  3. ^ a b c Ringdahl E, Teague L (November 2006). "Testicular torsion". Am Fam Physician 74 (10): 1739–43. PMID 17137004. 
  4. ^ a b c d Steers, edited by Christopher R. Chapple, William D. (2011). Practical Urology: Essential Principles and Practice Essential Principles and Practice. London: Springer-Verlag London Limited. p. 315. ISBN 9781848820340. 
  5. ^ "Climatic Conditions and the Risk of Testicular Torsion in Adolescent Males". Jurology.com.
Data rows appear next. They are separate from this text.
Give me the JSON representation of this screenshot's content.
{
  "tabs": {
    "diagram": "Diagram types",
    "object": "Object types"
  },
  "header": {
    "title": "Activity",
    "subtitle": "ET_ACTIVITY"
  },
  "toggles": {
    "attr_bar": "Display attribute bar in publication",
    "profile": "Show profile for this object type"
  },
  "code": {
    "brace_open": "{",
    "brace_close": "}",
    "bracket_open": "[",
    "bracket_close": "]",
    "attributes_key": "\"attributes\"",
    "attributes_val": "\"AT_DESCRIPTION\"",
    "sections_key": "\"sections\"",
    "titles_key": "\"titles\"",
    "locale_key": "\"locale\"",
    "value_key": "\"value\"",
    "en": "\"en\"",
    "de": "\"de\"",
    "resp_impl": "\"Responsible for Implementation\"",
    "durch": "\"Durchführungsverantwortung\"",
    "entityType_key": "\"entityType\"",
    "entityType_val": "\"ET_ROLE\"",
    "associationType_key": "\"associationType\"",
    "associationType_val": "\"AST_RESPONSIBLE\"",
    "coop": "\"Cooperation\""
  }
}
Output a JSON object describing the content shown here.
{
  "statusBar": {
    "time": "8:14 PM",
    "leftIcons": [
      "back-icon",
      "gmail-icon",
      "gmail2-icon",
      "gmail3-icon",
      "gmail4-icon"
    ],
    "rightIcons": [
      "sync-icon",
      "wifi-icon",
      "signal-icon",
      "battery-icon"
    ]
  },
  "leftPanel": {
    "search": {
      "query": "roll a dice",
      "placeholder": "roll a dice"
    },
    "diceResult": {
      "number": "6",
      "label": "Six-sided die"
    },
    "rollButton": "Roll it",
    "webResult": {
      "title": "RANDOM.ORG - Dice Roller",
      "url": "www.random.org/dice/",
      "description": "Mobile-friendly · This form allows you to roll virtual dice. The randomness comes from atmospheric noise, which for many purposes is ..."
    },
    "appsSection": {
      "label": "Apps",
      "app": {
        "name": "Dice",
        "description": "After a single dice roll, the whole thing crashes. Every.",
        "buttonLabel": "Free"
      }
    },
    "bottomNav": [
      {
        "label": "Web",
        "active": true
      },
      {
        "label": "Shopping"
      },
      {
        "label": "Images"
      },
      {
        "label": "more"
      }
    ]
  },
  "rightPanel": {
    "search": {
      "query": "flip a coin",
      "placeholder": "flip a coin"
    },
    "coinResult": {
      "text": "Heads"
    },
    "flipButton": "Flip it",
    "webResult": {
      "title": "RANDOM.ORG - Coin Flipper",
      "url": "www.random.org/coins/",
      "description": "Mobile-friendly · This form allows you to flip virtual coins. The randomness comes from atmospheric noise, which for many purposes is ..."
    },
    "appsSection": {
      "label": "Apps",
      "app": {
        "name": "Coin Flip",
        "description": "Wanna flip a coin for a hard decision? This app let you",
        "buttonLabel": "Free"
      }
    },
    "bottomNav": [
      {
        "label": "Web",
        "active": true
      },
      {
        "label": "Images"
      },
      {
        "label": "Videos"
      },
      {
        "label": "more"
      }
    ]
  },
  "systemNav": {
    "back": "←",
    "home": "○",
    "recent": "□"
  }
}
Retrieved 2011-09-28. 
  6. ^ Lavallee ME, Cash J (April 2005). "Testicular torsion: evaluation and management". Curr Sports Med Rep 4 (2): 102–4. doi:10.1097/01.CSMR.0000306081.13064.a2. PMID 15763047. 
  7. ^ Liu DR. Chapter 127. Urologic and Gynecologic Problems and Procedures in Children. In: Tintinalli JE, Stapczynski JS, Cline DM, Ma OJ, Cydulka RK, Meckler GD, eds. Tintinalli's Emergency Medicine: A Comprehensive Study Guide. 7th ed. New York: McGraw-Hill; 2011.
  8. ^ Arce J, Cortés M, Vargas J (2002). "Sonographic diagnosis of acute spermatic cord torsion. Rotation of the cord: a key to the diagnosis". Pediatr Radiol 32 (7): 485–91. doi:10.1007/s00247-002-0701-z. PMID 12107581. 
  9. ^ Sexually Transmitted Diseases Treatment Guidelines, 2010 from Centers for Disease Control and Prevention, Recommendations and Reports. December 17, 2010 / Vol. 59 / No. RR-12
  10. ^ a b Medscape > Testicular Torsion Imaging by David Paushter. Updated: May 25, 2011
  11. ^ Callewaert PRH, Kerrebroeck PV (June 2010). "New insights into perinatal testicular torsion". Eur J Pediatr 169 (6): 705–12. doi:10.1007/s00431-009-1096-8. PMC 2859224. PMID 19856186. 
  12. ^ a b c Uribe, Juan F. (1 January 2008). Potts, Jeannette M., ed. Genitourinary Pain and Inflammation: Diagnosis and Management. Totowa, New Jersey: Humana. pp. 149–. ISBN 978-1-60327-126-4. Retrieved 8 July 2013. 
  13. ^ Edelsberg JS, Surh YS (August 1988). "The acute scrotum". Emerg. Med. Clin. North Am. 6 (3): 521–46. PMID 3292226. 

External links[edit]

  • Photos of swollen, excised, and detorsed testicles of patient who sought treatment within four hours of onset of pain.